In the early Eighties, Moore was determined to bring a woman-led story to the sci-fi anthology comic, 2000AD. The Ballad of Halo Jones was to be the story of an ordinary woman, not a superhero or special snowflake, but a woman who made her own story. 2000AD was already known for its subversion of heroes, but a whole strip starring a woman in a medium apparently dominated by men was a brave move. Moore was striving for a character that represented the everywoman, as opposed to the more common women in comics that often appeared half naked, or as an adornment to a male hero.

Read the full review in todays The Independent on Sunday or on the IoS website!



SciFiNow: Review of The Ballad of Halo Jones by Alan Moore and Ian Gibson

For the new reader of the cult 2000 AD strip, Arthur C Clarke Award-winning author Lauren Beukes sums up the essence of Halo Jones in the foreword; a woman who is not a superhero or a princess, a girl born into the working class with no great aspirations.

It’s the story of an ordinary young woman who decides to put herself out into the bigger universe and struggles with the consequences. It’s one of the bravest stories 2000 AD ever told, collected in this new deluxe hardcover.

Read the full review in the latest edition of SciFiNow or on the website!




Comic Review – Nemo: Heart of Ice

A spoiler-free personal review of the latest League of Extraordinary Gentlemen book, the graphic novella Nemo: Heart of Ice.

I say personal as it was near impossible for me to put aside my prior feelings when it came to reading this comic, and yet I felt compelled to review it in some manner after racing my way through it in a thoroughly enjoyable manner.

(Hit the jump for the full review!)

Nemo: Heart of Ice


The Strange Case of Grant Morrison and Alan Moore, As Told By Grant Morrison

Over the last few weeks, my good friend Pádraig Ó Méalóid has been writing a series of articles on The Beat about Alan Moore and Superfolks, which became an edgeways look at the long running friction between Moore and fellow writer, Grant Morrison. While Moore has previously spoken out about his thoughts on Morrison in various interviews, Morrison has generally kept quiet on the issue. There have been occasional barbs of course, and plenty of praise, but very little on the actual facts of the matter.
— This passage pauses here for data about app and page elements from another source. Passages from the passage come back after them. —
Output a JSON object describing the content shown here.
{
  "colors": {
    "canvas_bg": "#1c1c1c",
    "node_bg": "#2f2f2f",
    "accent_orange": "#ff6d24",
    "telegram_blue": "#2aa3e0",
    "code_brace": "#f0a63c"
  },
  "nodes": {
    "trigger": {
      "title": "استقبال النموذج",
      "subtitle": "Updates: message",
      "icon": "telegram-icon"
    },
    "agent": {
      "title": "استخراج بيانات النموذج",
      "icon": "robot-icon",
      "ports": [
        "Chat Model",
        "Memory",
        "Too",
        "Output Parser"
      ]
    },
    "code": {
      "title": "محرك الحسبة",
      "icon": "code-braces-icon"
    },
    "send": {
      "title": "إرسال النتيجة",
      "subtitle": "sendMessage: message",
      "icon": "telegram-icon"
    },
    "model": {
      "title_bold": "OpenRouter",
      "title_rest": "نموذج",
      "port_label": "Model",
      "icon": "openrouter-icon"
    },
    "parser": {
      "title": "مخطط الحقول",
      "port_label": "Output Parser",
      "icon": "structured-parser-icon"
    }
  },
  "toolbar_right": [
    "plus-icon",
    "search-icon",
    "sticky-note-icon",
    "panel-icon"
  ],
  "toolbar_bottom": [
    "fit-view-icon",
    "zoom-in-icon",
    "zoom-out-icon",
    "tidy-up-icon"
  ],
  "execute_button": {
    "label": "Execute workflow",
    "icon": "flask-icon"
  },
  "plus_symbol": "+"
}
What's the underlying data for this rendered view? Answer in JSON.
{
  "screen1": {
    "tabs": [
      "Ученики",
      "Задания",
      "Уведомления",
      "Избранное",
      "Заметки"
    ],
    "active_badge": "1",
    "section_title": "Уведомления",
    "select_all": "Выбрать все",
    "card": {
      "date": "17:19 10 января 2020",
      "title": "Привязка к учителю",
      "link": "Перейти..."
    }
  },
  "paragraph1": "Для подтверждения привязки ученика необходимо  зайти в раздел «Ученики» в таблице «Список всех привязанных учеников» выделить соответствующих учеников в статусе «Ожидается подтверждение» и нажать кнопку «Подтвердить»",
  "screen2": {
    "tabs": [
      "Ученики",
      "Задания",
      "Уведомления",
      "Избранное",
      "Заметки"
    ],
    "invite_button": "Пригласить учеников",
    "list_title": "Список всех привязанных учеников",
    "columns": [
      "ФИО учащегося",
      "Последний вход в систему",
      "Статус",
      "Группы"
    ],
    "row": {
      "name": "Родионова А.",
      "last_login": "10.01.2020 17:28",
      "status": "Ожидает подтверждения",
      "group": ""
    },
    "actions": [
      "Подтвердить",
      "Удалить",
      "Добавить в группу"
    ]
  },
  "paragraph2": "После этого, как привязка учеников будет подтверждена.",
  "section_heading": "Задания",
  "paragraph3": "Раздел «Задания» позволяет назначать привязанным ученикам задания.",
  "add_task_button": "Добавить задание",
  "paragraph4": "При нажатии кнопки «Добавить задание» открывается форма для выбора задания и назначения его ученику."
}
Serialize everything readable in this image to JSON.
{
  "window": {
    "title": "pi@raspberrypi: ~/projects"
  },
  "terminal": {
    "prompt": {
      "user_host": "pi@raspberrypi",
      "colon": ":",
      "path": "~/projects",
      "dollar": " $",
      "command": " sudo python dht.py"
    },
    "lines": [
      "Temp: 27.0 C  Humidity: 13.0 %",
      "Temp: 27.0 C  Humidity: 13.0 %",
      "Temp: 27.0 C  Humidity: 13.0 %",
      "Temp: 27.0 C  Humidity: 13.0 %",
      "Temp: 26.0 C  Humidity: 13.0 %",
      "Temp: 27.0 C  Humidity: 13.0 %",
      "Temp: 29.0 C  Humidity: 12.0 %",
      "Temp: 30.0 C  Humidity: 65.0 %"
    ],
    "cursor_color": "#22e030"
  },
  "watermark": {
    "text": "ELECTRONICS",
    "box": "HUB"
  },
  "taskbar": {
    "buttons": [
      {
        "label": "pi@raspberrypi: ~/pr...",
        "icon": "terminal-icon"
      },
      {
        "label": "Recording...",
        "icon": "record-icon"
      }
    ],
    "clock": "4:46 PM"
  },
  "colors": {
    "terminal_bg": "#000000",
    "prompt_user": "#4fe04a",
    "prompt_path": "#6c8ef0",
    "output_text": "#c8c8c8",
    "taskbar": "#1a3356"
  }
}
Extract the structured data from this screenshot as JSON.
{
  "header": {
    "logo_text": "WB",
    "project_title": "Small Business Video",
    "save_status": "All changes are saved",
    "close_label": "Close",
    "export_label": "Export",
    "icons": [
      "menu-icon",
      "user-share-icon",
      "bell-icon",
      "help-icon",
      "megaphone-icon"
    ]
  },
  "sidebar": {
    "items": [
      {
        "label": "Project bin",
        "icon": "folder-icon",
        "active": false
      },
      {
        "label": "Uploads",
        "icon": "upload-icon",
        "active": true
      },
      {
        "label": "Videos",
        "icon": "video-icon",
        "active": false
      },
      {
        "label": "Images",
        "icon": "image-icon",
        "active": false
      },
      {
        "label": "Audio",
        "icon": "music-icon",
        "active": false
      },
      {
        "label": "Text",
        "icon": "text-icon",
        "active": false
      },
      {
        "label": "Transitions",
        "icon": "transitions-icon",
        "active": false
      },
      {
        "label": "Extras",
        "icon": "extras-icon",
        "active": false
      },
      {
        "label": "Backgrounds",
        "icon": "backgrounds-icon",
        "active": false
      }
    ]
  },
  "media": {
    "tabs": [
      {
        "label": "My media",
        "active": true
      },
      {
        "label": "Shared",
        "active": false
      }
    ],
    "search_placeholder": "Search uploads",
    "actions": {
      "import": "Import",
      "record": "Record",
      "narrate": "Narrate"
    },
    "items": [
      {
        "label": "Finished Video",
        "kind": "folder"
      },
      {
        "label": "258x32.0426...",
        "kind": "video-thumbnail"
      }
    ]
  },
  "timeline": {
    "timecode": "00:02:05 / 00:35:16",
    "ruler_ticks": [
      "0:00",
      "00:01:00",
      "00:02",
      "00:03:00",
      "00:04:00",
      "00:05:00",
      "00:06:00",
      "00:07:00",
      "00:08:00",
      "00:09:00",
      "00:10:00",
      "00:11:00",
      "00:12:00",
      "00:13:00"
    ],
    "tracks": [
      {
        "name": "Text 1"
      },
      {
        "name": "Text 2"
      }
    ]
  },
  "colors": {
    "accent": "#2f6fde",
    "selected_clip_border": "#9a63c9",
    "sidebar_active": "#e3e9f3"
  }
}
The popularity of the articles suggested that there is a demand for such information however, and many of the comments certainly demonstrated a lack of adequate knowledge of the facts. Now who could possibly shine a light on this topic…? Ah, hang on, I know just the fella.

Over on The Beat then, I've re-mixed Part 3 of the original series, which focused on the relationship between Moore and Morrison, with Grant Morrison's own thoughts on the matter. So go and have a read, while I retreat to my bunker!

The Beat - The Strange Case of Grant Morrison and Alan Moore, As Told By Grant Morrison

Grant Morrison's Photo in Drivel Column